• [REQUIRED WORK]: Among the entries below, find the lines that hold the word "Chats" and report them.

• [DATA UNDER STUDY]:
════════

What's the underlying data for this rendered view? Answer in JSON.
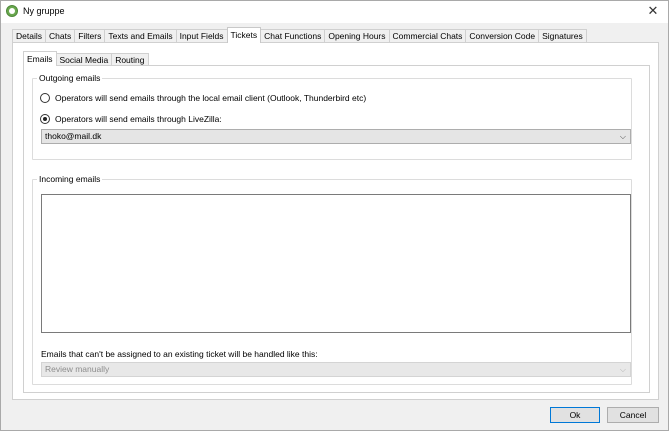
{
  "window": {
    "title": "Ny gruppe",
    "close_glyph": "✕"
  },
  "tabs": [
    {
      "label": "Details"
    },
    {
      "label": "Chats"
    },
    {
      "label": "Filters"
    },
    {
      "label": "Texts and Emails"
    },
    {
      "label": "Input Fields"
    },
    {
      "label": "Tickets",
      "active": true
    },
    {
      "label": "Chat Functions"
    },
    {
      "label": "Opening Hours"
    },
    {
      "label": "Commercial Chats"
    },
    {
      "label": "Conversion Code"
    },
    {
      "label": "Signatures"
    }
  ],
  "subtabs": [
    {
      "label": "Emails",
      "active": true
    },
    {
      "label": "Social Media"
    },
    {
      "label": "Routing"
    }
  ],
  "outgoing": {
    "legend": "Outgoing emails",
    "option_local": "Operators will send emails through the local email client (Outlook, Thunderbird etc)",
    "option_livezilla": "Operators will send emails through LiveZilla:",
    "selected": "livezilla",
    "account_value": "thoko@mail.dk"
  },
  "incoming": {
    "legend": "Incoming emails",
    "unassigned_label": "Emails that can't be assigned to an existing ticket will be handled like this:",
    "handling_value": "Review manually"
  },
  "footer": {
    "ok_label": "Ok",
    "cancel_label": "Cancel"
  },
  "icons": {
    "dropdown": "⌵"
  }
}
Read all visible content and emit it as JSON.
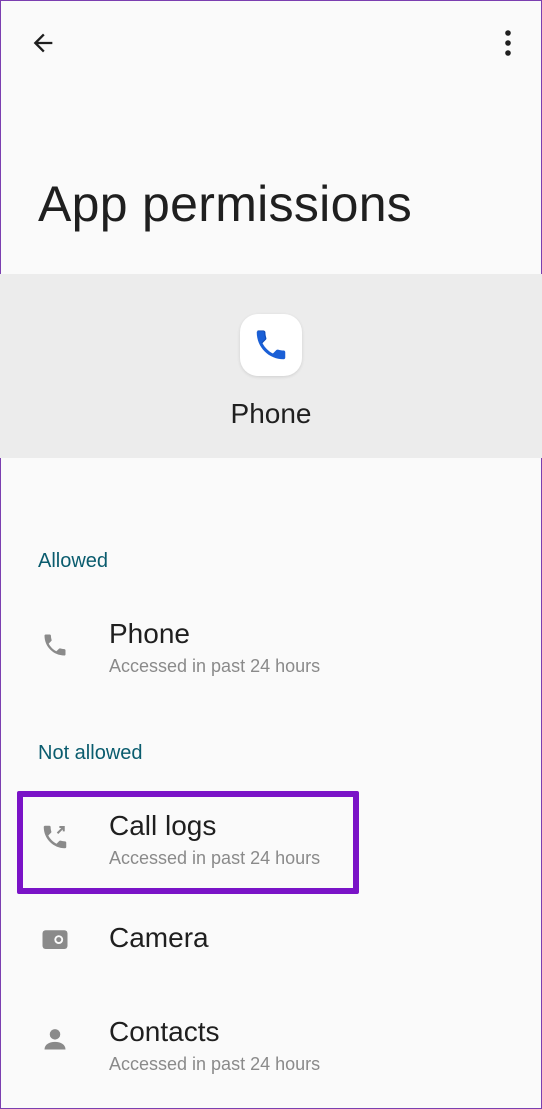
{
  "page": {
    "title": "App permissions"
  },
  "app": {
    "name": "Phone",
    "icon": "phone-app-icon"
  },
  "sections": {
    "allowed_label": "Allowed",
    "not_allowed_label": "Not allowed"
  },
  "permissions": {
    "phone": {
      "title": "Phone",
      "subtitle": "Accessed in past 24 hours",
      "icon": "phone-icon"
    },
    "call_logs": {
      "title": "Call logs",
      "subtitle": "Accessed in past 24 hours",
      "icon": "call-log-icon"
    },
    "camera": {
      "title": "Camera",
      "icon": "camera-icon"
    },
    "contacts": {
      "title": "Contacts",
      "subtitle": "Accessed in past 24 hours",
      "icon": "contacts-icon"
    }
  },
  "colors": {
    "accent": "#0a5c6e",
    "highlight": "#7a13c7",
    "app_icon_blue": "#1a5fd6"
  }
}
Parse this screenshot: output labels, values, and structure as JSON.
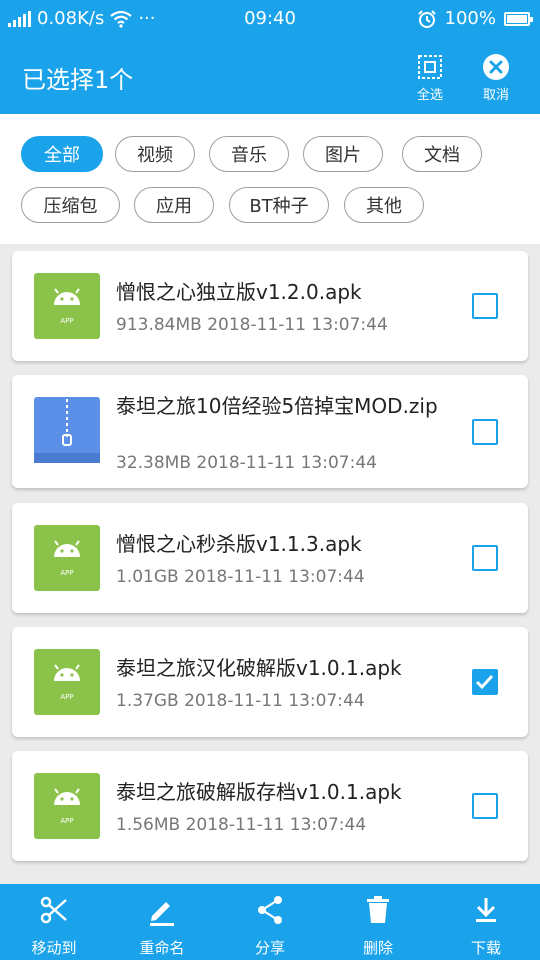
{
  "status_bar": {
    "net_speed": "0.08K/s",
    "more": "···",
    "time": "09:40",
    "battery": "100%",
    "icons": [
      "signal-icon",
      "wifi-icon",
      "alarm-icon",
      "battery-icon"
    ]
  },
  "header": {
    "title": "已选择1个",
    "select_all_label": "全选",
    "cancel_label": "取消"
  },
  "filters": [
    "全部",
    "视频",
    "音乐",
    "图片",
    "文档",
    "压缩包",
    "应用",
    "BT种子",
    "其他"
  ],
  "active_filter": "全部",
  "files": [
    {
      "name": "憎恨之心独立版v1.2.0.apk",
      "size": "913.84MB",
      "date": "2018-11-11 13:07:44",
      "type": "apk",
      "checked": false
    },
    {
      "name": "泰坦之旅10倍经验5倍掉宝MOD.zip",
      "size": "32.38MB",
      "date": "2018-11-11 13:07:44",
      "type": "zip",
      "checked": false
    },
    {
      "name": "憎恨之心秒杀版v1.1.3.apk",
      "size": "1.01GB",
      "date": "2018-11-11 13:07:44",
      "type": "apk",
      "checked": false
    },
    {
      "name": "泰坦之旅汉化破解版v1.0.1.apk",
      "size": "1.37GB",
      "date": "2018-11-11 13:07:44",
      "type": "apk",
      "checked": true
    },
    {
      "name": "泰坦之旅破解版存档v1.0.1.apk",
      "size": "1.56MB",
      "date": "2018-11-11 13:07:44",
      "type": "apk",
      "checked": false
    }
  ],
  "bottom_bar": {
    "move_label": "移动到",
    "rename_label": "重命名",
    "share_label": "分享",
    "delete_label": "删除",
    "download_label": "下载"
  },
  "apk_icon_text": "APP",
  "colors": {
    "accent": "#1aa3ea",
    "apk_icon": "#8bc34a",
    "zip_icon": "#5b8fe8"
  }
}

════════

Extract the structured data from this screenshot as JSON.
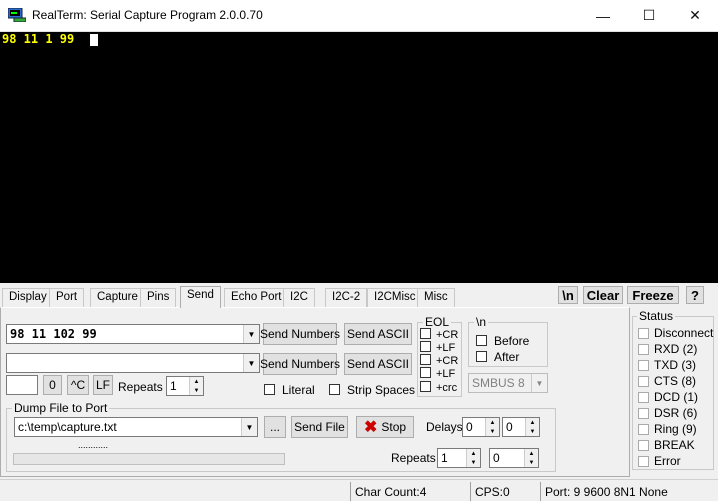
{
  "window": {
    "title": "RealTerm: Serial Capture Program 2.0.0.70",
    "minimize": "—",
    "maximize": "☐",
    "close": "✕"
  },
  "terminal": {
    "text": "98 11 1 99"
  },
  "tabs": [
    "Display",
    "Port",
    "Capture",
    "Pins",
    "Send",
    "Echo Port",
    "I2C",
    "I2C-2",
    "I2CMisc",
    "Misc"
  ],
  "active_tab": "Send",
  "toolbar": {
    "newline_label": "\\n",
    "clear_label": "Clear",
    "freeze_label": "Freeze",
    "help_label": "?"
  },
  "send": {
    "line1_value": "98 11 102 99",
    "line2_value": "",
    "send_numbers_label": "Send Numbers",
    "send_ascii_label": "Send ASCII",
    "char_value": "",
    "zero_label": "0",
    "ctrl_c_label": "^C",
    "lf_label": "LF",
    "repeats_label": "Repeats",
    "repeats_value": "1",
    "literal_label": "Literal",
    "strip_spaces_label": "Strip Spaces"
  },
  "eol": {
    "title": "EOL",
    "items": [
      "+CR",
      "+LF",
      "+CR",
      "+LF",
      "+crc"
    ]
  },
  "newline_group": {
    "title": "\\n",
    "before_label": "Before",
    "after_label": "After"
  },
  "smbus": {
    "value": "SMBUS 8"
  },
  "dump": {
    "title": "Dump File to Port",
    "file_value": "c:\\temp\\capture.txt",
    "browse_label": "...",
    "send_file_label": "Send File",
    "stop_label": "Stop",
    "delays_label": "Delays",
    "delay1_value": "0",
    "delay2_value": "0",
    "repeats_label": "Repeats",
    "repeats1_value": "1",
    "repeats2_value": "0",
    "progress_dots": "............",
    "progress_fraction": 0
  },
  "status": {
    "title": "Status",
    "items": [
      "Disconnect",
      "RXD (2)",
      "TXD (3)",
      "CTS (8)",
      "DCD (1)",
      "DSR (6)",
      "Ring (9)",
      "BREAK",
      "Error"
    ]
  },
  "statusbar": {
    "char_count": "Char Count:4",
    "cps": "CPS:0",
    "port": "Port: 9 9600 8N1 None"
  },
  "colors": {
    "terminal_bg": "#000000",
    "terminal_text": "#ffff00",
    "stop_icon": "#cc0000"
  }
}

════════

• [SOLUTION]:
      "label": "Chats"
      "label": "Commercial Chats"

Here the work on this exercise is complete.